[Opening Data shown section]

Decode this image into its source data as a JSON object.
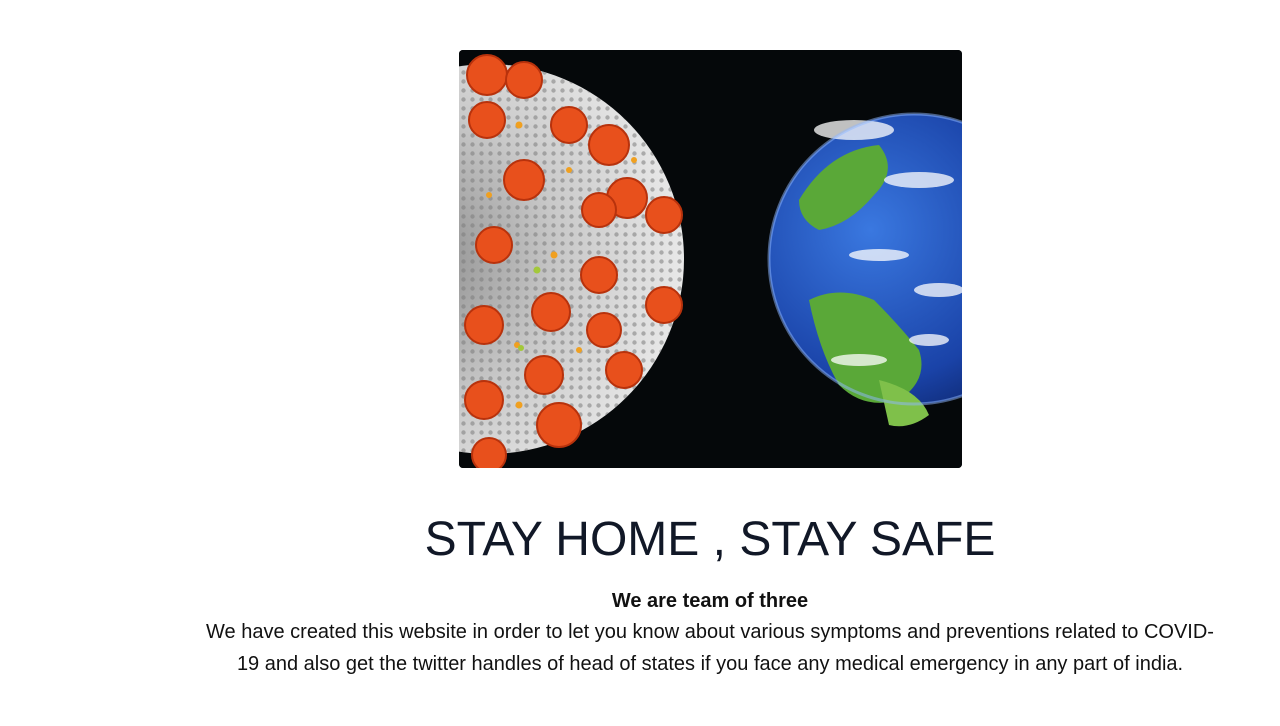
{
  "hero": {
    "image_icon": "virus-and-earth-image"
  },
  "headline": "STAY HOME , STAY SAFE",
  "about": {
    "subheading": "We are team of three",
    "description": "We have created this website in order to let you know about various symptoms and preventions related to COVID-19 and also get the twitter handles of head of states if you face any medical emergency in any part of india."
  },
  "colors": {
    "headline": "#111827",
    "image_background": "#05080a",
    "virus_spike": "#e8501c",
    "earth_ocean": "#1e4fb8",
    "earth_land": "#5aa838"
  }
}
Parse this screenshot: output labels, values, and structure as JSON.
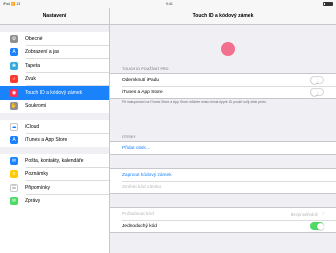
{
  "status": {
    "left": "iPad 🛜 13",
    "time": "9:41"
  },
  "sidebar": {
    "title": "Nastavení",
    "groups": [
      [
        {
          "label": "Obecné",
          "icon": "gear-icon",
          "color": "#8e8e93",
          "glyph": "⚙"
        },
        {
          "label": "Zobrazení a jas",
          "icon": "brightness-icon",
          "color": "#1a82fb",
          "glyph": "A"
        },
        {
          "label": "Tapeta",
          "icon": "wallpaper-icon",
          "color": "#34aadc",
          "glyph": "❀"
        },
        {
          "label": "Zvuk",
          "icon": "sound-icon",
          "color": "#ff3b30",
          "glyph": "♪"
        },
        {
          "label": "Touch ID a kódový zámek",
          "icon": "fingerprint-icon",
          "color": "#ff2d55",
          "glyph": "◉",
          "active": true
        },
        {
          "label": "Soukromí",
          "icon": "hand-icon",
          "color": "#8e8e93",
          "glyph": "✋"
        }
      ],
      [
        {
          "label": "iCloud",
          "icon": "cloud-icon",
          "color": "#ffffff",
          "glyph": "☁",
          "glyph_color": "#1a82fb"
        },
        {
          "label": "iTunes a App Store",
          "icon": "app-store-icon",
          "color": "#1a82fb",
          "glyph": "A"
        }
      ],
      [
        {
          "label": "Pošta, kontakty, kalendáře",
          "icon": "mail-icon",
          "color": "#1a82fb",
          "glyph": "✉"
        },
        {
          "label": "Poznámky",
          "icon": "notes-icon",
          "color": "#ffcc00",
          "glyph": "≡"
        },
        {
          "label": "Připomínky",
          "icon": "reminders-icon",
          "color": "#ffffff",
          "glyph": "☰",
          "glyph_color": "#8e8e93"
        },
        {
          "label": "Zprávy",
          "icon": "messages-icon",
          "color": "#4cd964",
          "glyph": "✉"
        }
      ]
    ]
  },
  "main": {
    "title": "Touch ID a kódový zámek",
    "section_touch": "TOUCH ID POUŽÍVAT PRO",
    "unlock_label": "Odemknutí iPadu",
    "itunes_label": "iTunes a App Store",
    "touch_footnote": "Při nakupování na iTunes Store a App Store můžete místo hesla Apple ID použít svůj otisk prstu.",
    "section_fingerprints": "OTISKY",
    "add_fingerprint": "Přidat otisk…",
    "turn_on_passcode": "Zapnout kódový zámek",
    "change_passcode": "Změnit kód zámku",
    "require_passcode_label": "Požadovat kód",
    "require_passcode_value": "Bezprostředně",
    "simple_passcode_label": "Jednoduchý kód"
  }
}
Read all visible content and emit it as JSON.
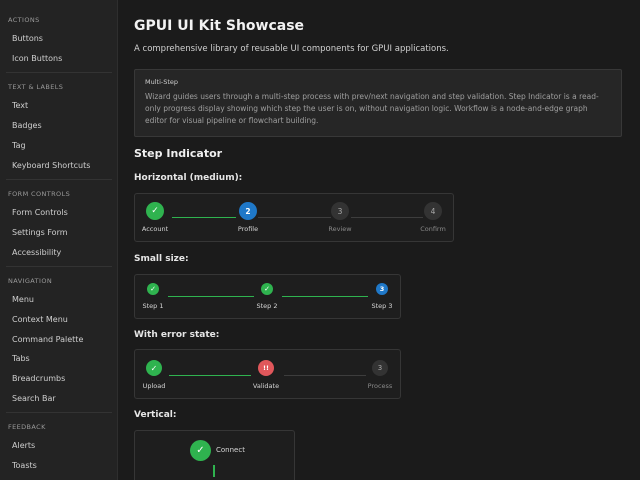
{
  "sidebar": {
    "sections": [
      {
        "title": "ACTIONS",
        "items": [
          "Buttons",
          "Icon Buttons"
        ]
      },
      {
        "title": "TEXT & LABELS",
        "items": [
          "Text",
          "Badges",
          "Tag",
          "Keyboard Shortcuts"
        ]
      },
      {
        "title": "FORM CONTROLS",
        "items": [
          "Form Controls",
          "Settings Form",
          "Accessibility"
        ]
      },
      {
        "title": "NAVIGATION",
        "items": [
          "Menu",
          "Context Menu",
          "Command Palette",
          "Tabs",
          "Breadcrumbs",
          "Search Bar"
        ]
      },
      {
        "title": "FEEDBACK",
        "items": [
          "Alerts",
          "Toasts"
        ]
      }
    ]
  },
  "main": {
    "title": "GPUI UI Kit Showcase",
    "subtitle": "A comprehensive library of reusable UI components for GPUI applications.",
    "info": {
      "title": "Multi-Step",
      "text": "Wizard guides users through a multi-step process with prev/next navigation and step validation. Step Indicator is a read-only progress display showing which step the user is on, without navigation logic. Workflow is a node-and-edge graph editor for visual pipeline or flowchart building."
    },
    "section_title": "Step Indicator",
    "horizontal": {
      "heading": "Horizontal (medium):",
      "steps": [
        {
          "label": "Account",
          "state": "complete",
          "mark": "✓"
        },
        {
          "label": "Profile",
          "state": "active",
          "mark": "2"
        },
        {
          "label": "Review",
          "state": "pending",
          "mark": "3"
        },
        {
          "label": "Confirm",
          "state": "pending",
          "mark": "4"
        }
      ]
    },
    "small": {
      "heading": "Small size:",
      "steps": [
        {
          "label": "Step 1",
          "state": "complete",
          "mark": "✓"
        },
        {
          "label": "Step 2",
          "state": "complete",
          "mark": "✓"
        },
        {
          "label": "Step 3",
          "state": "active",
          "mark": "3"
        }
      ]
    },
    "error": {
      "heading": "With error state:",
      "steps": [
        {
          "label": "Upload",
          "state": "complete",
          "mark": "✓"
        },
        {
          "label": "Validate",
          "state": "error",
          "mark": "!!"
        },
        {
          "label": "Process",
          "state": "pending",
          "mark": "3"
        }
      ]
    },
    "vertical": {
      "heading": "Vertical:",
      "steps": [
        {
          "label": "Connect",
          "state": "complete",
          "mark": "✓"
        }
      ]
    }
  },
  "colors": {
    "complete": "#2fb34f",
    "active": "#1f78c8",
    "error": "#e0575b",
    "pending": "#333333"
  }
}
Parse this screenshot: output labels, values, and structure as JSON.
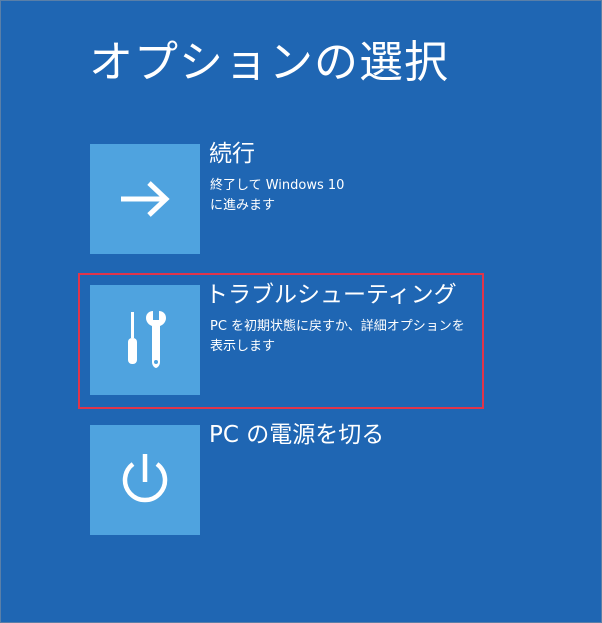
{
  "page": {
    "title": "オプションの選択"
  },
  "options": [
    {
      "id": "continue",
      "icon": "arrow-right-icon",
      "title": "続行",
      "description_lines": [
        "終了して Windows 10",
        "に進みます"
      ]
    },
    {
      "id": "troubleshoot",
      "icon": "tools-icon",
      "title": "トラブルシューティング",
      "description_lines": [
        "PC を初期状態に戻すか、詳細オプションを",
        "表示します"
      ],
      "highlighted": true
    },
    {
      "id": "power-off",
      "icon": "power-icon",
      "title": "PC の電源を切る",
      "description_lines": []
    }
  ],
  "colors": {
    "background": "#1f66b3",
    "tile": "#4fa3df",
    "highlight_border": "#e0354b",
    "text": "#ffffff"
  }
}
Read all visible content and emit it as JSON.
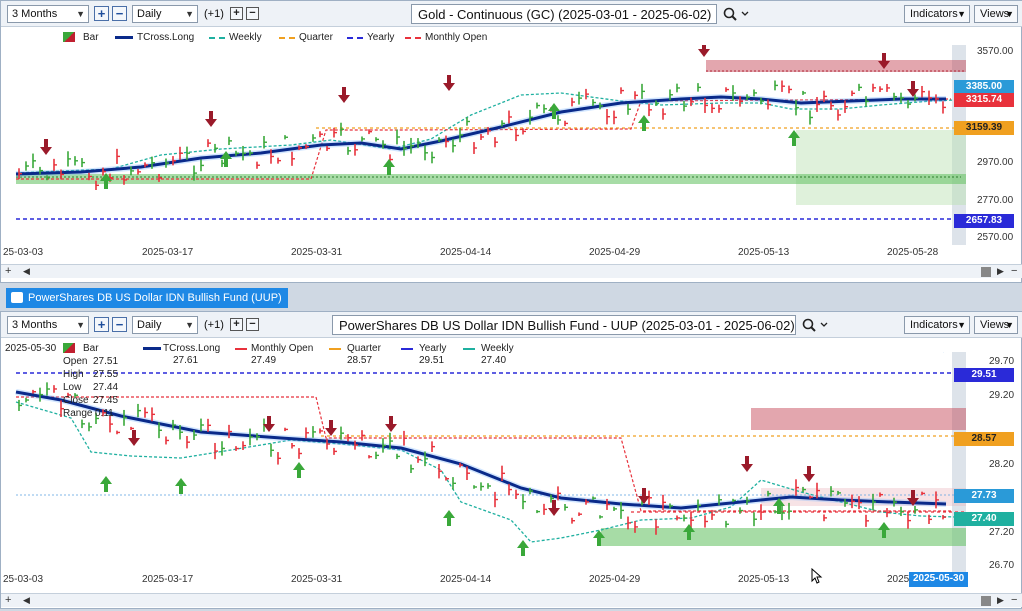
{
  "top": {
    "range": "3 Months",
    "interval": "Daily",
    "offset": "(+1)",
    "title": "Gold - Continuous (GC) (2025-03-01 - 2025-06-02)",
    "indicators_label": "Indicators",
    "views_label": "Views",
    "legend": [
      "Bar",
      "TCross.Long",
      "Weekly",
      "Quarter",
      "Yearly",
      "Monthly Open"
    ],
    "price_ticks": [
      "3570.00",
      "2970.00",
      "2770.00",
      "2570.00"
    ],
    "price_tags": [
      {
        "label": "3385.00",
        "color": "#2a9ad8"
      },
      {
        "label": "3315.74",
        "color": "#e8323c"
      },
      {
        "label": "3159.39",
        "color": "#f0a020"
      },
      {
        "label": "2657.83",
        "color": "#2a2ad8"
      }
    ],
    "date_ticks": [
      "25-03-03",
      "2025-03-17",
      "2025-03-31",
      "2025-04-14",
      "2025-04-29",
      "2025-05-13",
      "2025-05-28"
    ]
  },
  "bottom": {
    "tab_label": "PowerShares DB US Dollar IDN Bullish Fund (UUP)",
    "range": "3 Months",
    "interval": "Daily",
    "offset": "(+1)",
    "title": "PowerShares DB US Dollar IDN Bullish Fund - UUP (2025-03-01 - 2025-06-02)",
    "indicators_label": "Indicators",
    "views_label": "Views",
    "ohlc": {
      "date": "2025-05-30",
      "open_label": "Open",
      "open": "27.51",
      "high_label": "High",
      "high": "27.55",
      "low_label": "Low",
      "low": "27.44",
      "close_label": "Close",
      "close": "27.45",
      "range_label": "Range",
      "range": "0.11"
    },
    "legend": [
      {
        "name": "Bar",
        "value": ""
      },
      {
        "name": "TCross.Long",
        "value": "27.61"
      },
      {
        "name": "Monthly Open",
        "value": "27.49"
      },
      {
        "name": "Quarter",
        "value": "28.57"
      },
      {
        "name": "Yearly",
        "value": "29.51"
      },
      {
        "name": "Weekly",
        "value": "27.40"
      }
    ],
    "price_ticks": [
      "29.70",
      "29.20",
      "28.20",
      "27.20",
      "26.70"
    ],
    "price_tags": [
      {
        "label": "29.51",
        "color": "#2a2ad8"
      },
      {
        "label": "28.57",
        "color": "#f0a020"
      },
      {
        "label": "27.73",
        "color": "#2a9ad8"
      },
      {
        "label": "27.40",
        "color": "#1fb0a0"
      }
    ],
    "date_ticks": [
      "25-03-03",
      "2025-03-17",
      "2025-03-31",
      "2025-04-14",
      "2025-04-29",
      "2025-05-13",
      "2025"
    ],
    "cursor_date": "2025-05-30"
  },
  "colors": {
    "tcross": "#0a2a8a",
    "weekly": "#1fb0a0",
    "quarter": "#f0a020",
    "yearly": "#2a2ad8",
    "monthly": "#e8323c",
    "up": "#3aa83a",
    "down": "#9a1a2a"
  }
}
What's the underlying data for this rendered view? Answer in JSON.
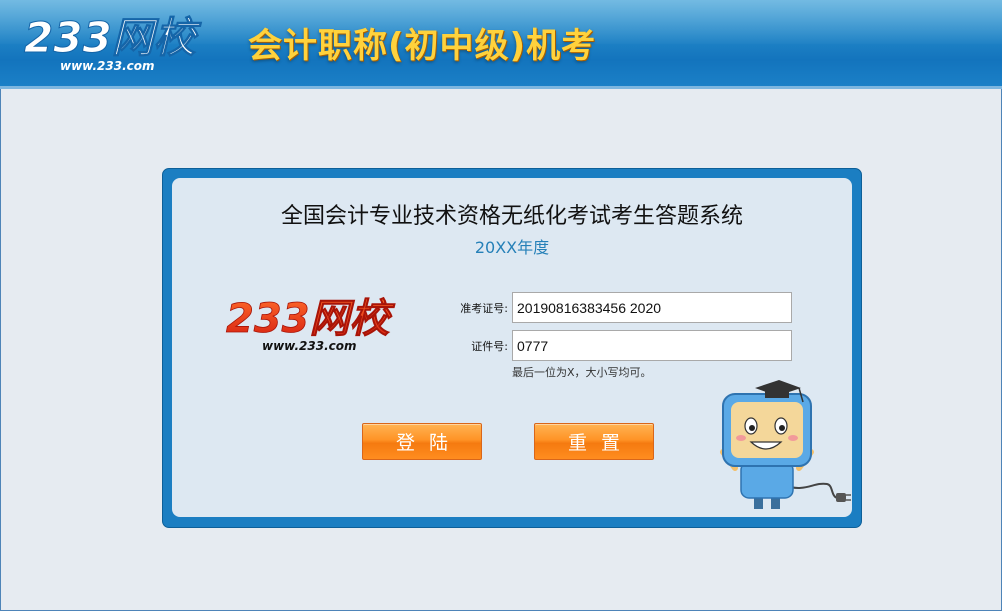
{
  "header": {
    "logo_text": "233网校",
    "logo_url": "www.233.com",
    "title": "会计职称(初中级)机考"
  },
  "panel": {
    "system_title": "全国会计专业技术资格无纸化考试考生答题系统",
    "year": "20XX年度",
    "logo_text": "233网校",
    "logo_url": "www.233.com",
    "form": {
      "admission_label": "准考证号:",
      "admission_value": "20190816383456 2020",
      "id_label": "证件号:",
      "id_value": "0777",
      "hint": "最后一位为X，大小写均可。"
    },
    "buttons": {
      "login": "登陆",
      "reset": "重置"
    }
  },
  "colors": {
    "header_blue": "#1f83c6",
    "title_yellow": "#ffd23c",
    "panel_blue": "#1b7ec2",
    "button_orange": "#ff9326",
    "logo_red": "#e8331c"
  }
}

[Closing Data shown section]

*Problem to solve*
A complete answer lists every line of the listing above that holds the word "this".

*Task output*
Decode this image into its source data as a JSON object.
    "description": "We have created this website in order to let you know about various symptoms and preventions related to COVID-19 and also get the twitter handles of head of states if you face any medical emergency in any part of india."
Parse this screenshot: output labels, values, and structure as JSON.
Parse this screenshot: output labels, values, and structure as JSON.
What's the underlying data for this rendered view? Answer in JSON.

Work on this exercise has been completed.